Items listed in a dataset:
______

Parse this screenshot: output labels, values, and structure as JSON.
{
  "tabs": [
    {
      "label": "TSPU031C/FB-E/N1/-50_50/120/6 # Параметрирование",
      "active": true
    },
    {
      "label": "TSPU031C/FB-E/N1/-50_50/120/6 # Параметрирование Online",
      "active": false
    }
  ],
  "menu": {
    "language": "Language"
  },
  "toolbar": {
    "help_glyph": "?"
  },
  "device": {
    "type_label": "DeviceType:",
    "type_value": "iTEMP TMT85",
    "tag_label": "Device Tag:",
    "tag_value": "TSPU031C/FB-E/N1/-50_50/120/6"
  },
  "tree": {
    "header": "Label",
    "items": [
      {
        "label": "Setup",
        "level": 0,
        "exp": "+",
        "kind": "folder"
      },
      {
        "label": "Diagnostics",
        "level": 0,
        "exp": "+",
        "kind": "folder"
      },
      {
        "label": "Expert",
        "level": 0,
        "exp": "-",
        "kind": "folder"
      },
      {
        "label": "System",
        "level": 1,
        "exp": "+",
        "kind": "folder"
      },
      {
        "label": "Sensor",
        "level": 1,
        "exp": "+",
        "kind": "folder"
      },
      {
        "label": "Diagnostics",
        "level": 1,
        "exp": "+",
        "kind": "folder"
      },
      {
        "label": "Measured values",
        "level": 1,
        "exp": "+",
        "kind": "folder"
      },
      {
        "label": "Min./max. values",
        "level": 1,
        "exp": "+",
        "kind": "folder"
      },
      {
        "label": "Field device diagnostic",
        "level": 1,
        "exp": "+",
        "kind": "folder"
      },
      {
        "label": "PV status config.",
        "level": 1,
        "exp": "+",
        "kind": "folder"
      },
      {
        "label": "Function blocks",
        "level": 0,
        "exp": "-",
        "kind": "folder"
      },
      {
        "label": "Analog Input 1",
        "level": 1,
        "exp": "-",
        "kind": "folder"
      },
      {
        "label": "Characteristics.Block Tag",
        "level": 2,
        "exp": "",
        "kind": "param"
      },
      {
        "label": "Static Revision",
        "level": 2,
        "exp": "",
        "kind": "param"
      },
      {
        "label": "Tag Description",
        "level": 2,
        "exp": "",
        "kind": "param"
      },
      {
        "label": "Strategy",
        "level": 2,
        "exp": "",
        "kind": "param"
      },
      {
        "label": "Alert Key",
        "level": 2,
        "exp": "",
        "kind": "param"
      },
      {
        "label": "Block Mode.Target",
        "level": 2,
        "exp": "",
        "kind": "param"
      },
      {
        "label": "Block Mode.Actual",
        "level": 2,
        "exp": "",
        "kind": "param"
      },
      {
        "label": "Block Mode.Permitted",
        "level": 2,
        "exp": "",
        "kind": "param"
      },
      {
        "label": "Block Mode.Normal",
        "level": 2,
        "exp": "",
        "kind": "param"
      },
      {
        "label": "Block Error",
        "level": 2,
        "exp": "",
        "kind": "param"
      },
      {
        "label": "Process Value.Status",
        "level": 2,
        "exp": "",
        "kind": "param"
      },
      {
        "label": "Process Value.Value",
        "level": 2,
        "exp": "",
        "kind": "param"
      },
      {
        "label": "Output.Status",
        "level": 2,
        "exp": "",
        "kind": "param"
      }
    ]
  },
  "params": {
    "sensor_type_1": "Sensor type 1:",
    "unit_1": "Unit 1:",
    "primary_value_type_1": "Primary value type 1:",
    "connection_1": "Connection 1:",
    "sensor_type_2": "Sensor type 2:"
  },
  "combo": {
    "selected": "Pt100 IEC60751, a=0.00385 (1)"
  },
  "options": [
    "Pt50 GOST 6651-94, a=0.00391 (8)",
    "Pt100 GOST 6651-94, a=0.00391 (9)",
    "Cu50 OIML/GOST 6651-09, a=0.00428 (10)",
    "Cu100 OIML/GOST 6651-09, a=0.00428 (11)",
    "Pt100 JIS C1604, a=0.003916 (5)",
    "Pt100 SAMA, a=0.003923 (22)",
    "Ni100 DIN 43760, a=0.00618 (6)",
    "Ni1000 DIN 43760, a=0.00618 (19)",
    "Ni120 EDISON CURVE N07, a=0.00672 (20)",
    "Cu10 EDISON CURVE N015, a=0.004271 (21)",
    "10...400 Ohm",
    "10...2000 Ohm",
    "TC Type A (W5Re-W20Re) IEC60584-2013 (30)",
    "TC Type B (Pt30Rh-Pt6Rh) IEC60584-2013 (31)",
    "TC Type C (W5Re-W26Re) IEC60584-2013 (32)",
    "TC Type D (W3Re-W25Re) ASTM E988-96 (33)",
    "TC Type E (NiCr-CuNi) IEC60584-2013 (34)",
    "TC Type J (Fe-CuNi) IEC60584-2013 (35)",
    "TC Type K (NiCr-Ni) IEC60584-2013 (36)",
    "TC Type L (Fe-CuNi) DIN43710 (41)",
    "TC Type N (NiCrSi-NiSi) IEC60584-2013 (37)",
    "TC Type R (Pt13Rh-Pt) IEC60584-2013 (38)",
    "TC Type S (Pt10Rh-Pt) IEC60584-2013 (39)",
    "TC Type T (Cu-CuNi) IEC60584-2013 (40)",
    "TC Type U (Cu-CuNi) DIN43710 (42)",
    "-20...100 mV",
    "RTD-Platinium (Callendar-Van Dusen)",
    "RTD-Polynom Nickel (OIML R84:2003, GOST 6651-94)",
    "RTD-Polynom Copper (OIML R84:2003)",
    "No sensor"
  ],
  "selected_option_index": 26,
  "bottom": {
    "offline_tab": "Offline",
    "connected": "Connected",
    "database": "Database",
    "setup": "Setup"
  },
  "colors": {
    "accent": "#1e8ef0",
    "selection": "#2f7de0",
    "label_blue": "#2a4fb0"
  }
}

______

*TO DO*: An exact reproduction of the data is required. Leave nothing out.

*RESPONSE TO THIS TASK*:
Parse this screenshot: output labels, values, and structure as JSON.
{
  "tabs": [
    {
      "label": "TSPU031C/FB-E/N1/-50_50/120/6 # Параметрирование",
      "active": true
    },
    {
      "label": "TSPU031C/FB-E/N1/-50_50/120/6 # Параметрирование Online",
      "active": false
    }
  ],
  "menu": {
    "language": "Language"
  },
  "toolbar": {
    "help_glyph": "?"
  },
  "device": {
    "type_label": "DeviceType:",
    "type_value": "iTEMP TMT85",
    "tag_label": "Device Tag:",
    "tag_value": "TSPU031C/FB-E/N1/-50_50/120/6"
  },
  "tree": {
    "header": "Label",
    "items": [
      {
        "label": "Setup",
        "level": 0,
        "exp": "+",
        "kind": "folder"
      },
      {
        "label": "Diagnostics",
        "level": 0,
        "exp": "+",
        "kind": "folder"
      },
      {
        "label": "Expert",
        "level": 0,
        "exp": "-",
        "kind": "folder"
      },
      {
        "label": "System",
        "level": 1,
        "exp": "+",
        "kind": "folder"
      },
      {
        "label": "Sensor",
        "level": 1,
        "exp": "+",
        "kind": "folder"
      },
      {
        "label": "Diagnostics",
        "level": 1,
        "exp": "+",
        "kind": "folder"
      },
      {
        "label": "Measured values",
        "level": 1,
        "exp": "+",
        "kind": "folder"
      },
      {
        "label": "Min./max. values",
        "level": 1,
        "exp": "+",
        "kind": "folder"
      },
      {
        "label": "Field device diagnostic",
        "level": 1,
        "exp": "+",
        "kind": "folder"
      },
      {
        "label": "PV status config.",
        "level": 1,
        "exp": "+",
        "kind": "folder"
      },
      {
        "label": "Function blocks",
        "level": 0,
        "exp": "-",
        "kind": "folder"
      },
      {
        "label": "Analog Input 1",
        "level": 1,
        "exp": "-",
        "kind": "folder"
      },
      {
        "label": "Characteristics.Block Tag",
        "level": 2,
        "exp": "",
        "kind": "param"
      },
      {
        "label": "Static Revision",
        "level": 2,
        "exp": "",
        "kind": "param"
      },
      {
        "label": "Tag Description",
        "level": 2,
        "exp": "",
        "kind": "param"
      },
      {
        "label": "Strategy",
        "level": 2,
        "exp": "",
        "kind": "param"
      },
      {
        "label": "Alert Key",
        "level": 2,
        "exp": "",
        "kind": "param"
      },
      {
        "label": "Block Mode.Target",
        "level": 2,
        "exp": "",
        "kind": "param"
      },
      {
        "label": "Block Mode.Actual",
        "level": 2,
        "exp": "",
        "kind": "param"
      },
      {
        "label": "Block Mode.Permitted",
        "level": 2,
        "exp": "",
        "kind": "param"
      },
      {
        "label": "Block Mode.Normal",
        "level": 2,
        "exp": "",
        "kind": "param"
      },
      {
        "label": "Block Error",
        "level": 2,
        "exp": "",
        "kind": "param"
      },
      {
        "label": "Process Value.Status",
        "level": 2,
        "exp": "",
        "kind": "param"
      },
      {
        "label": "Process Value.Value",
        "level": 2,
        "exp": "",
        "kind": "param"
      },
      {
        "label": "Output.Status",
        "level": 2,
        "exp": "",
        "kind": "param"
      }
    ]
  },
  "params": {
    "sensor_type_1": "Sensor type 1:",
    "unit_1": "Unit 1:",
    "primary_value_type_1": "Primary value type 1:",
    "connection_1": "Connection 1:",
    "sensor_type_2": "Sensor type 2:"
  },
  "combo": {
    "selected": "Pt100 IEC60751, a=0.00385 (1)"
  },
  "options": [
    "Pt50 GOST 6651-94, a=0.00391 (8)",
    "Pt100 GOST 6651-94, a=0.00391 (9)",
    "Cu50 OIML/GOST 6651-09, a=0.00428 (10)",
    "Cu100 OIML/GOST 6651-09, a=0.00428 (11)",
    "Pt100 JIS C1604, a=0.003916 (5)",
    "Pt100 SAMA, a=0.003923 (22)",
    "Ni100 DIN 43760, a=0.00618 (6)",
    "Ni1000 DIN 43760, a=0.00618 (19)",
    "Ni120 EDISON CURVE N07, a=0.00672 (20)",
    "Cu10 EDISON CURVE N015, a=0.004271 (21)",
    "10...400 Ohm",
    "10...2000 Ohm",
    "TC Type A (W5Re-W20Re) IEC60584-2013 (30)",
    "TC Type B (Pt30Rh-Pt6Rh) IEC60584-2013 (31)",
    "TC Type C (W5Re-W26Re) IEC60584-2013 (32)",
    "TC Type D (W3Re-W25Re) ASTM E988-96 (33)",
    "TC Type E (NiCr-CuNi) IEC60584-2013 (34)",
    "TC Type J (Fe-CuNi) IEC60584-2013 (35)",
    "TC Type K (NiCr-Ni) IEC60584-2013 (36)",
    "TC Type L (Fe-CuNi) DIN43710 (41)",
    "TC Type N (NiCrSi-NiSi) IEC60584-2013 (37)",
    "TC Type R (Pt13Rh-Pt) IEC60584-2013 (38)",
    "TC Type S (Pt10Rh-Pt) IEC60584-2013 (39)",
    "TC Type T (Cu-CuNi) IEC60584-2013 (40)",
    "TC Type U (Cu-CuNi) DIN43710 (42)",
    "-20...100 mV",
    "RTD-Platinium (Callendar-Van Dusen)",
    "RTD-Polynom Nickel (OIML R84:2003, GOST 6651-94)",
    "RTD-Polynom Copper (OIML R84:2003)",
    "No sensor"
  ],
  "selected_option_index": 26,
  "bottom": {
    "offline_tab": "Offline",
    "connected": "Connected",
    "database": "Database",
    "setup": "Setup"
  },
  "colors": {
    "accent": "#1e8ef0",
    "selection": "#2f7de0",
    "label_blue": "#2a4fb0"
  }
}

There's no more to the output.